The University of New South Wales

ERTOS Coursework

We deliver courses at UNSW which are aimed at supporting our educational agenda.

Postgraduate Coursework

We presently provide two courses specifically for PhD students. The aim to help speed up the students' development as systems researchers.

Comparison of Contemporary Processor Architectures from the Software Point of View

This is a seminar-style course especially for PhD students in the operating systems and compiler fields. It consists of two parts. In the first half, students pick a general topic (instruction-level parallelism, VLIW/EPIC, memory architecture etc), mostly corresponding to chapters in Hennessy and Patterson's book Computer Architecture, A Quantitative Approach. They give a seminar on that topic and hand in a written report. In the second half, students pick a specific architecture (x86, SPARC, PowerPC, ARM, Itanium) and present a seminar and report on how the earlier-covered issues are dealt with in that particular architecture, and what other features it has, which are of interest to OS or compiler people.

For more information about this course, click here.

Readings in Systems

This is a course during which students perform a supervised study of the literature relevant to their PhD topic, produce a detailed report on the literature, and present a seminar demonstrating the depth and breadth of their insight into the field. Among others, this course is meant to be the first step towards developing a PhD proposal.

Other

We also run an informal reading group and informal group seminars.

Undergraduate Coursework

We provide or contribute to a number of courses in the systems area, all aimed to provide strong insights and accompanied by significant practical components.

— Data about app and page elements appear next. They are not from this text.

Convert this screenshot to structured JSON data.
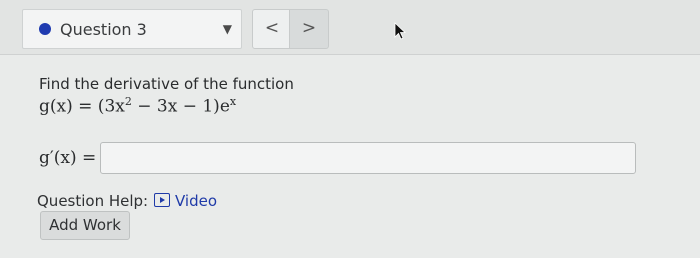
{
  "header": {
    "question_select_label": "Question 3",
    "prev_label": "<",
    "next_label": ">"
  },
  "problem": {
    "prompt": "Find the derivative of the function",
    "formula": {
      "lhs": "g(x) =",
      "open": "(",
      "t1": "3x",
      "t1_exp": "2",
      "t2": "− 3x − 1",
      "close": ")",
      "e": "e",
      "e_exp": "x"
    },
    "answer_label": "g′(x) =",
    "answer_value": ""
  },
  "help": {
    "label": "Question Help:",
    "video_label": "Video"
  },
  "actions": {
    "add_work_label": "Add Work"
  },
  "colors": {
    "accent": "#1f3bb0",
    "link": "#1f3aa8",
    "background": "#e9ebea"
  },
  "icons": {
    "status": "filled-circle-icon",
    "dropdown": "caret-down-icon",
    "video": "video-play-icon",
    "cursor": "pointer-arrow-icon"
  }
}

Operating Systems

Normally taken in first semester of third year. The course is loosely aligned with Andy Tannenbaum's book Modern Operating Systems. Tannenbaum's book acts as a reference for classical OS theory topics, but also, importantly, introduces research issues in each topic area to give advanced students a small taste of research issues in OS. The lectures cover classic OS theory and emphasize the practical application of OS theory using case studies of real systems (including the teaching system). The course has a significant (50%) practical component, which is based on the teaching system OS161 from Harvard University. The assignments reinforce the practical application of OS theory by requiring students to get their hands dirty in a realistic system, implementing realistic OS components, such as processes, virtual memory, and file systems. It also forces students to get familiar with tools used in large projects, such as hierarchical Make files and a revision-control system (CVS). The course features tutorials where students discuss aspects of OS theory and the assignments. The tutorials are lead by PhD students in the field, and thus the tutorials expose students to expert and enthusiastic guidance from active researchers.

For more information about this course, click here.

Advanced Operating Systems

This runs in second session and students with strong interest in systems are encouraged to take it in third year. The course especially emphasises the practical component (which determines 65% of the final mark). Students, working in pairs, write a complete little operating system on top of L4, starting from nothing more than a trivial L4 example program. They are also supplied with a serial driver and a network stack. They develop a system with new device drivers, memory management (including page swapping), process management and a file system, using the supplied network stack with a Linux-based block server as an I/O device. The development environment is presently a MIPS simulator (Sulima, developed by one of our students and used for all MIPS-based work in our lab). There is a milestone each week with some required functionality which must be demonstrated working in the lab on real hardware (locally-developed MIPS-based computers) and the implementation explained. Only the functionality requirements are given, the design is up to the students. The lectures initially cover L4 and its API, then microkernels in general, then move on to cover a number of special topics in much greater depth than COMP3231, as well as a number of current research issues. For the final exam students are given two recent research papers and have to write a critique of them in 24 hours.

For more information about this course, click here.

Distributed Systems

This course is taken as an elective in fourth year or as a postgraduate course. It covers the system aspects of distributed systems, focusing on the main challenges encountered when designing and building distributed systems. The topics covered include: communication, replication, consistency, synchronisation, fault tolerance, security, naming, distributed objects, distributed filesystems, etc. The final exam is an open book exam and challenges students to devise solutions to typical problems faced when designing and developing specific distributed systems. The course has a strong practical component which determines 50% of the final mark. This practical component consists of two separate projects. In the first project students are asked to implement a user-level distributed shared memory (DSM) library for Linux. This project requires dealing with Unix signals and socket programming in C and implementing a simple centralised multiple-reader/ single-writer consistency protocol. The second project involves implementing a simple router network in the Erlang programming language.

For more information about this course, click here.

Real-Time Systems

The course focuses on scheduling theory, timing analysis and software engineering approaches to real-time software, but covers also formal aspects of real-time programming languages and systems, and emphasizes the constructive and practical aspects of particular interest for future professionals of the field. The textbook is Real-Time Systems and Programming Languages by Burns and Wellings; to this we add books recommended as background reading, as well as research papers. Since the main research interests of the lecturers cover complementary aspects of real-time systems analysis, design and implementation we hope to avoid the monoculturalisms typical of such a fragmented and dynamic research field, and instead convey a first-hand impression of the richness and the diversity inherent in the subject.

For more information about this course, click here.